While not specifically looking for a treat or dessert franchise to add to his portfolio, Martinez said he visited the location in Torrance and “couldn’t believe how many people were there for donuts.” Like he did with Subway and WaBa Grill, Martinez said he wanted to get in on the ground floor with Randy’s Donuts.
“Subway, 28 years ago, I got in when they were in their original growth, so that gave me the opportunity to grow with the brand. I got the cream of the crop when it came to locations,” he said. “With WaBa, I was also one of the first franchisees, they only had about 20 locations.”
Martinez said he evaluated other treat brands but was worried “they’d be here today and gone tomorrow.” Donuts, meanwhile, “are not a fad. It’s here to stay. People have been eating donuts forever.”
The lower price point of Randy’s Donuts was another attractive feature and one Martinez said he thinks bodes well for repeat visits. “You can get out of there for under $2 easy,” he said. He’s submitted letters of intent for several inline locations and one for a brand-new buildout with drive-thru, something he doesn’t have with Subway and WaBa Grill.
Of his new franchisor, Martinez said he’s confident in the team Kelegian assembled and likes the focus on signing multi-unit operators. “I’ve met the other franchisees they have on board and they bring great experience,” Martinez said. “That really makes a difference when you’re starting to grow a brand.”
Kelegian, who runs the business with daughters Ashley, a former Shake Shake supply chain manager, and Nicolette, who worked as a talent agent, said at its core Randy’s Donuts is a family operation, just like it was when brothers Ron and Larry Weintraub ran it from 1978 to 2015. He is building out the corporate team, hiring longtime training and development exec Samara Friedman as VP of operations. Trainers, both for back of house and front of house operations, along with an area manager to support franchisees are next, but Kelegian said he’s mindful of taking on too much overhead.
“I’ve heard the stories about brands hiring a ton upfront and before they knew it they were drowning in salaries,” he said.
Head baker Ishmael Garcia, who’s been with Randy’s Donuts for decades, will continue to handle kitchen training. “We do everything by hand and that distinguishes us,” said Kelegian as he noted Randy’s uses a proprietary flour blend, its “most important ingredient.”

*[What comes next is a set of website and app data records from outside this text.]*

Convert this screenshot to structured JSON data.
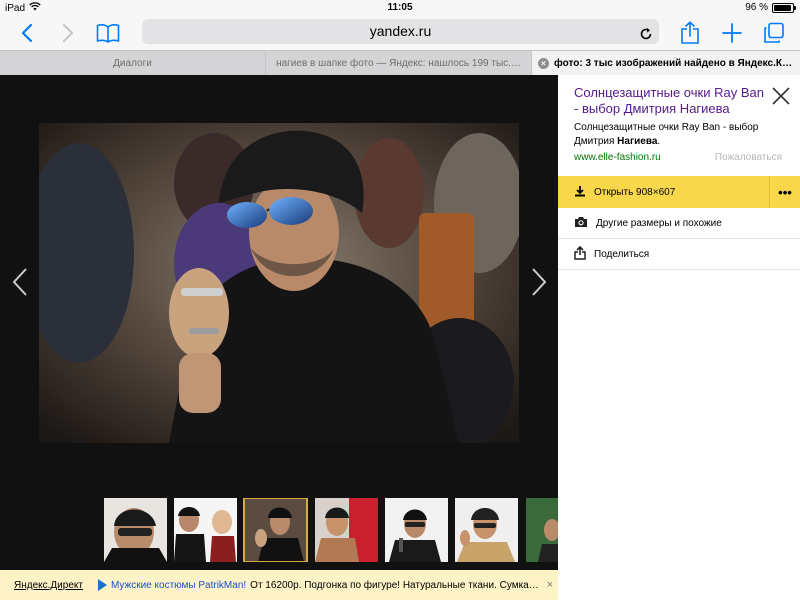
{
  "status_bar": {
    "device": "iPad",
    "time": "11:05",
    "battery": "96 %",
    "battery_level": 0.96
  },
  "toolbar": {
    "url": "yandex.ru",
    "back_icon": "chevron-left-icon",
    "forward_icon": "chevron-right-icon",
    "bookmarks_icon": "book-icon",
    "share_icon": "share-icon",
    "new_tab_icon": "plus-icon",
    "tabs_icon": "tabs-icon"
  },
  "tabs": [
    {
      "label": "Диалоги"
    },
    {
      "label": "нагиев в шапке фото — Яндекс: нашлось 199 тыс.…"
    },
    {
      "label": "фото: 3 тыс изображений найдено в Яндекс.Ка…"
    }
  ],
  "panel": {
    "title": "Солнцезащитные очки Ray Ban - выбор Дмитрия Нагиева",
    "desc_prefix": "Солнцезащитные очки Ray Ban - выбор Дмитрия ",
    "desc_bold": "Нагиева",
    "desc_suffix": ".",
    "site": "www.elle-fashion.ru",
    "complain": "Пожаловаться",
    "open_label": "Открыть 908×607",
    "more_label": "•••",
    "sizes_label": "Другие размеры и похожие",
    "share_label": "Поделиться"
  },
  "ad": {
    "direct": "Яндекс.Директ",
    "link": "Мужские костюмы PatrikMan!",
    "text": "От 16200р. Подгонка по фигуре! Натуральные ткани. Сумка…",
    "close": "×"
  },
  "colors": {
    "accent": "#007aff",
    "panel_title": "#551a8b",
    "site": "#007700",
    "open_button": "#f8d84a",
    "thumb_selected": "#d8a943"
  }
}
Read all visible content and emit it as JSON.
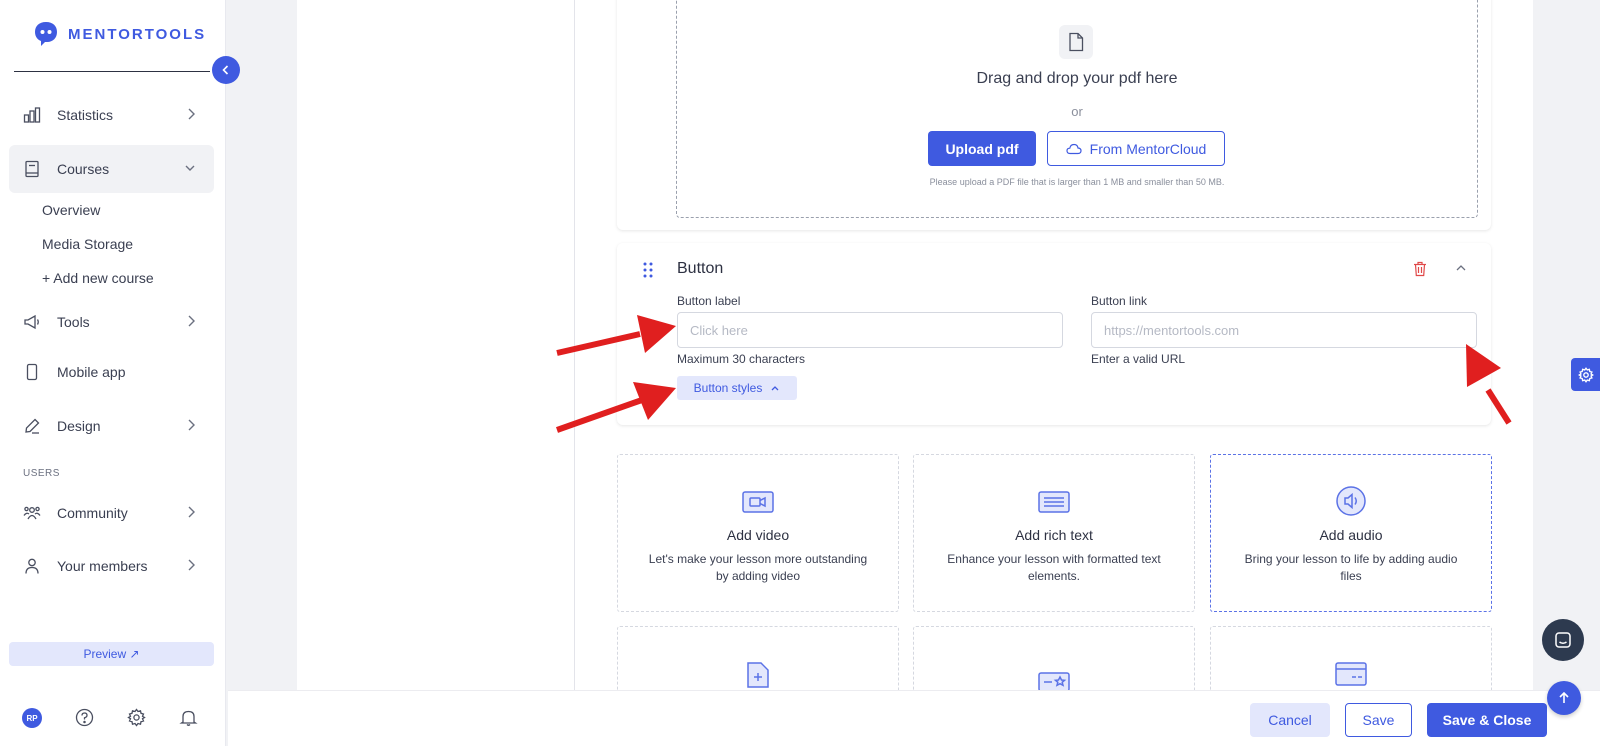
{
  "brand": {
    "name": "MENTORTOOLS",
    "color": "#3f5ae0"
  },
  "sidebar": {
    "items": [
      {
        "label": "Statistics",
        "icon": "bar-chart-icon"
      },
      {
        "label": "Courses",
        "icon": "book-icon"
      },
      {
        "label": "Tools",
        "icon": "megaphone-icon"
      },
      {
        "label": "Mobile app",
        "icon": "phone-icon"
      },
      {
        "label": "Design",
        "icon": "pencil-icon"
      },
      {
        "label": "Community",
        "icon": "community-icon"
      },
      {
        "label": "Your members",
        "icon": "user-icon"
      }
    ],
    "courses_sub": [
      "Overview",
      "Media Storage",
      "+ Add new course"
    ],
    "section_users": "USERS",
    "preview_label": "Preview ↗",
    "avatar_initials": "RP"
  },
  "pdf_block": {
    "drop_title": "Drag and drop your pdf here",
    "or": "or",
    "upload_label": "Upload pdf",
    "cloud_label": "From MentorCloud",
    "hint": "Please upload a PDF file that is larger than 1 MB and smaller than 50 MB."
  },
  "button_block": {
    "title": "Button",
    "label_field": {
      "label": "Button label",
      "placeholder": "Click here",
      "hint": "Maximum 30 characters"
    },
    "link_field": {
      "label": "Button link",
      "placeholder": "https://mentortools.com",
      "hint": "Enter a valid URL"
    },
    "styles_label": "Button styles"
  },
  "add_cards": [
    {
      "title": "Add video",
      "desc": "Let's make your lesson more outstanding by adding video",
      "icon": "video-icon"
    },
    {
      "title": "Add rich text",
      "desc": "Enhance your lesson with formatted text elements.",
      "icon": "rich-text-icon"
    },
    {
      "title": "Add audio",
      "desc": "Bring your lesson to life by adding audio files",
      "icon": "audio-icon"
    }
  ],
  "footer": {
    "cancel": "Cancel",
    "save": "Save",
    "save_close": "Save & Close"
  }
}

While the donut recipes haven’t changed, Kelegian and Garcia introduced a line of “fancy” and premium-topped donuts, and the company is in the process of revamping its coffee program.
“We really want to get in the coffee game a lot more,” said Kelegian of offering espressos, cold brew, iced drinks and frappes. “We’re trying to capture that extra revenue.”
As for the brand’s performance during the pandemic, sales “didn’t drop at all overall,” said Kelegian. Randy’s Donuts doesn’t provide financial performance representations in its Item 19, at least not yet, Kelegian added, because the numbers at the original store are “crazy—it’s not representative of what you can do as a franchisee. It’s a tourist destination.”
Randy’s Donuts offers three franchise models: an inline store with an estimated investment range of $423,750 to $558,500; a drive-thru store at a cost of $934,750 to $1,080,500; and a non-baking kiosk store at an investment of $246,750 to $359,500.